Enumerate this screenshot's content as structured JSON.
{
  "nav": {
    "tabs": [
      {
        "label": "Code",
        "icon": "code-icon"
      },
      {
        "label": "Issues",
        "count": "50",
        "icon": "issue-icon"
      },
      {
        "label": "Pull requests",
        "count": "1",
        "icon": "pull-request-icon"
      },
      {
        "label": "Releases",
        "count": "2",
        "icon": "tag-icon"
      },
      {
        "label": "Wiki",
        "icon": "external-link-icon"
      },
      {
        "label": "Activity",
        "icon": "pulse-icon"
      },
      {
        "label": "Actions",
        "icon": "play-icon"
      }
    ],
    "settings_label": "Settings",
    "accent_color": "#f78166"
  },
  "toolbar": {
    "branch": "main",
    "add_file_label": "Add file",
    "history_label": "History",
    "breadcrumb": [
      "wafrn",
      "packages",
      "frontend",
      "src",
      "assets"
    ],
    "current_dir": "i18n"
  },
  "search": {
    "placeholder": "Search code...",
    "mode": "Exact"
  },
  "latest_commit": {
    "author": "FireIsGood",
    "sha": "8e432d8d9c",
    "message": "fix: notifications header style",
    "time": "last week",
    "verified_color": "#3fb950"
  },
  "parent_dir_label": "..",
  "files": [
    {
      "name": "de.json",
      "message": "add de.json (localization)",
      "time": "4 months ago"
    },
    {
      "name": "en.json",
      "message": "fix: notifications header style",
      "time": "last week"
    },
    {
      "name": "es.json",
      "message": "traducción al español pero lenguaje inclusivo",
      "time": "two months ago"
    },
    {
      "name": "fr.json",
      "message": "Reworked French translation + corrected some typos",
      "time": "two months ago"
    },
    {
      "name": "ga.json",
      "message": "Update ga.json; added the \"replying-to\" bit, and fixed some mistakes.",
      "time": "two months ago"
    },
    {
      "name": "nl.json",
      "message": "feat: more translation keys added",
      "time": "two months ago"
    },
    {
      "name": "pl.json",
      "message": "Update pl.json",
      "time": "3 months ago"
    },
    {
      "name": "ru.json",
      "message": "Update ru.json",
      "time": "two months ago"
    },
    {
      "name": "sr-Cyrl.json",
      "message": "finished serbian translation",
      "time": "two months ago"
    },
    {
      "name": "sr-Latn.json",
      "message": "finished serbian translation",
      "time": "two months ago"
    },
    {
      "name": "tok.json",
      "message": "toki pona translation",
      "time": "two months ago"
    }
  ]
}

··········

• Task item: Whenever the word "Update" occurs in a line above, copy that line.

• Result of this exercise:
      "message": "Update ga.json; added the \"replying-to\" bit, and fixed some mistakes.",
      "message": "Update pl.json",
      "message": "Update ru.json",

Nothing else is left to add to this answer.